Cockroaches have roamed the Earth for more than 300 million years and have easily adapted to living with humans, but that doesn't mean you have to accept their presence in your home. German roaches are one of the most common indoor roach species throughout the United States, often hitching rides into even the cleanest of homes on paper bags and cardboard boxes. Once inside, these prolific breeders can quickly cause infestations. Fortunately, you can get rid of German roaches using a multitactic approach.
About German Cockroaches
German roaches (Blattella germanica) are nocturnal creatures that forage at night and spend their days hiding in warm, humid areas close to water and food sources. They thrive in kitchens and bathrooms but will move into other rooms if populations boom. The pests cluster together when they find favorable hiding spots, such as behind and beneath sinks and kitchen appliances as well as in cabinets and tiny wall voids.
Although just 1/2- to 5/8-inch long, these small pests can cause big problems. German roach populations increase very quickly due to high reproductive rates, with each female generating more than 30,000 offspring each year. In addition, German roaches can carry disease pathogens, including those that cause staph infections, pneumonia, hepatitis, salmonella and E. coli. They can also transfer tiny parasites, such as pinworms, tapeworms and hookwoorms. Roach feces and shed skins also contain allergens that can trigger asthma, nasal congestion, watery eyes and skin rashes in sensitive people.
Baits are the most effective way to get rid of German roaches, but it might take three or four weeks before you notice results. Look for products containing boric acid, fipronil, abamectin or hydramethylnon for the best results. Those slow-acting ingredients allow the poisoned pests to crawl back to their living areas before dying. Other roaches will die after eating the dead bug or its poisoned feces.
To get rid of the German roaches, use at least 12 small, prefilled bait stations, placing two in each bathroom and 10 around your kitchen. Place bait stations flush into corners and up against walls so the pests encounter the bait while out foraging. Avoid placing stations where curious kiddos and pets can find them, however. Check bait stations once a month until roach populations decline, and then check them four times a year.
Insecticide sprays and bug bombs are ineffective long-term German roach controls because those applications have very little residual effect. In fact, those products can cause roaches to scatter throughout your home, making control more difficult while exposing family members to potentially harmful chemicals. With German roach infestations, however, using a liquid insecticide containing pyriproxyfen or hydroprene can give you a jump start on pest control by wiping out exposed roaches. Look for a ready-to-use aerosol spray and apply according to label instructions. Spray around plumbing pipes and drains, kitchen and bathroom sinks, kitchen appliances, toilets and baseboards. Avoid spraying counters or other food prep surfaces. Keep people and pets away from treated surfaces for at least four hours.
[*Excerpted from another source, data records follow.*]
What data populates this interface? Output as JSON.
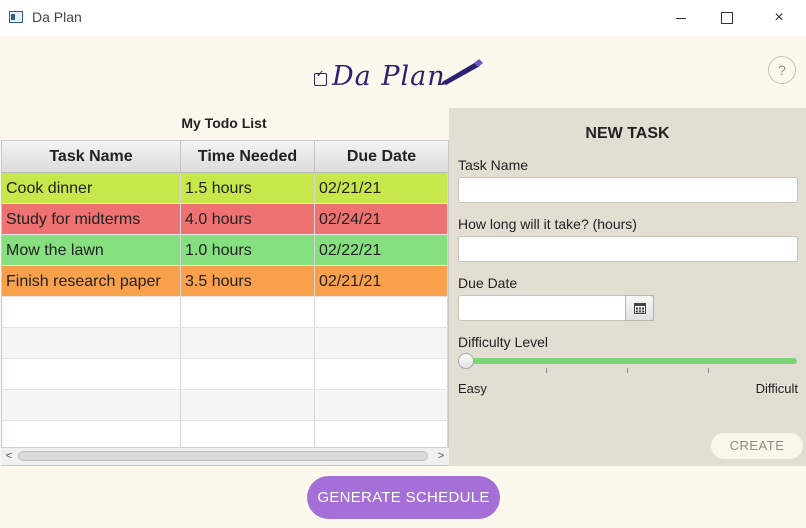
{
  "window": {
    "title": "Da Plan",
    "min_icon": "minimize-icon",
    "max_icon": "maximize-icon",
    "close_icon": "×"
  },
  "header": {
    "logo_text": "Da Plan",
    "help_label": "?",
    "logo_color": "#2a2270"
  },
  "todo": {
    "title": "My Todo List",
    "columns": [
      "Task Name",
      "Time Needed",
      "Due Date"
    ],
    "rows": [
      {
        "name": "Cook dinner",
        "time": "1.5 hours",
        "due": "02/21/21",
        "color": "#c6e84a"
      },
      {
        "name": "Study for midterms",
        "time": "4.0 hours",
        "due": "02/24/21",
        "color": "#ef7272"
      },
      {
        "name": "Mow the lawn",
        "time": "1.0 hours",
        "due": "02/22/21",
        "color": "#86e07f"
      },
      {
        "name": "Finish research paper",
        "time": "3.5 hours",
        "due": "02/21/21",
        "color": "#f9a04c"
      }
    ],
    "empty_rows": 5
  },
  "new_task": {
    "heading": "NEW TASK",
    "task_name_label": "Task Name",
    "task_name_value": "",
    "duration_label": "How long will it take? (hours)",
    "duration_value": "",
    "due_date_label": "Due Date",
    "due_date_value": "",
    "calendar_icon": "calendar-icon",
    "difficulty_label": "Difficulty Level",
    "difficulty_level": 0,
    "easy_label": "Easy",
    "difficult_label": "Difficult",
    "create_label": "CREATE"
  },
  "footer": {
    "generate_label": "GENERATE SCHEDULE",
    "accent": "#a56fd8"
  }
}
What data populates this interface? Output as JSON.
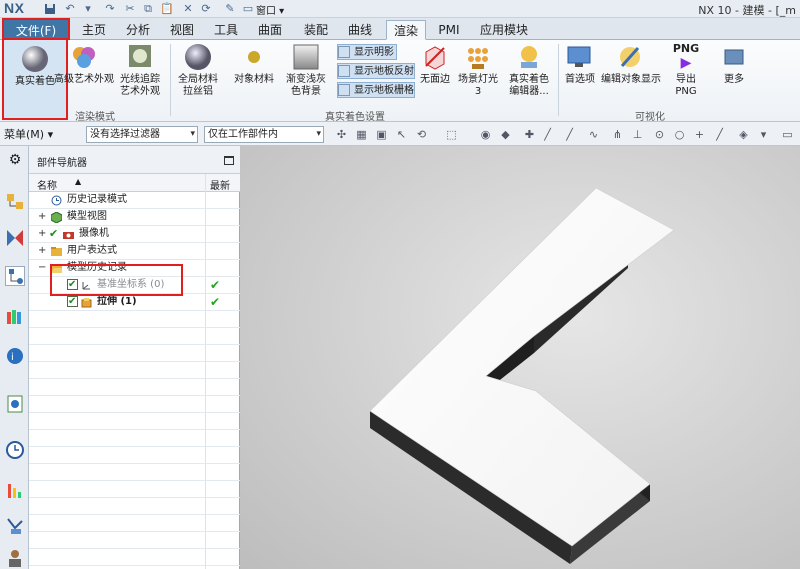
{
  "titlebar": {
    "logo": "NX",
    "window_menu": "窗口 ▾",
    "title": "NX 10 - 建模 - [_m"
  },
  "tabs": [
    {
      "label": "文件(F)",
      "active": false
    },
    {
      "label": "主页",
      "active": false
    },
    {
      "label": "分析",
      "active": false
    },
    {
      "label": "视图",
      "active": false
    },
    {
      "label": "工具",
      "active": false
    },
    {
      "label": "曲面",
      "active": false
    },
    {
      "label": "装配",
      "active": false
    },
    {
      "label": "曲线",
      "active": false
    },
    {
      "label": "渲染",
      "active": true
    },
    {
      "label": "PMI",
      "active": false
    },
    {
      "label": "应用模块",
      "active": false
    }
  ],
  "ribbon": {
    "realistic_shading": "真实着色",
    "advanced_art_line1": "高级艺术外观",
    "ray_trace_line1": "光线追踪",
    "ray_trace_line2": "艺术外观",
    "group_render_mode": "渲染模式",
    "global_material_line1": "全局材料",
    "global_material_line2": "拉丝铝",
    "object_material": "对象材料",
    "gradient_bg_line1": "渐变浅灰",
    "gradient_bg_line2": "色背景",
    "show_highlight": "显示明影",
    "show_floor_reflection": "显示地板反射",
    "show_floor_grid": "显示地板栅格",
    "no_edge": "无面边",
    "scene_light": "场景灯光 3",
    "realistic_editor_line1": "真实着色",
    "realistic_editor_line2": "编辑器...",
    "group_realistic_settings": "真实着色设置",
    "preferences": "首选项",
    "edit_object_display": "编辑对象显示",
    "export_png": "导出 PNG",
    "png_badge": "PNG",
    "more": "更多",
    "group_visualization": "可视化"
  },
  "filterbar": {
    "menu": "菜单(M) ▾",
    "filter": "没有选择过滤器",
    "scope": "仅在工作部件内"
  },
  "navigator": {
    "title": "部件导航器",
    "col_name": "名称",
    "col_latest": "最新",
    "rows": [
      {
        "label": "历史记录模式",
        "latest": ""
      },
      {
        "label": "模型视图",
        "latest": ""
      },
      {
        "label": "摄像机",
        "latest": ""
      },
      {
        "label": "用户表达式",
        "latest": ""
      },
      {
        "label": "模型历史记录",
        "latest": ""
      },
      {
        "label": "基准坐标系 (0)",
        "latest": "✔"
      },
      {
        "label": "拉伸 (1)",
        "latest": "✔"
      }
    ]
  },
  "colors": {
    "file_tab": "#3f76a6",
    "highlight_red": "#e02020",
    "latest_green": "#22a522"
  }
}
Some sprays damage tile or carpets, so read the product's label before use.
Boric Acid Dust
One low-toxic approach involves applying a thin film of boric acid dust beneath kitchen appliances, around plumbing pipes and in little wall cracks and voids. Boric acid insecticides come in squeeze-type bottles with thin tips for easy application. The dust clings to roach bodies as they crawl through treated areas, and then the pests consume some of the stomach poison when grooming. Although it can take at least seven days to reduce roach populations, boric acid dust can give you long-lasting control as long as it remains dry. Don't use boric acid where kids and pets will find it or in areas where you store utensils or food. Wearing a face mask can help you avoid inhaling the dust as you apply it. Reapply dust as needed.
Removing Food and Moisture
No matter what kind of chemical control you decide to use, you must also reduce food and water sources in your home or the roaches will rebound. Roaches don't need a lot of food to survive, so keep cupboards, countertops and all kitchen appliances clean and crumb-free. Promptly clean up spilled food and wash dishes immediately after use. Vacuum floors daily, paying close attention to areas where people eat, including around kitchen islands and dining room tables. Not only will this pick up food orts, but it can also suck up roaches along with their shed skins, droppings and eggs. Empty vacuum contents in an outdoor trashcan. Eliminate moisture by fixing all plumbing leaks. Don't leave water in sinks, and pick up pet water and food dishes at night. Fix old grout around your shower and tub, and seal gaps behind sinks and around countertops.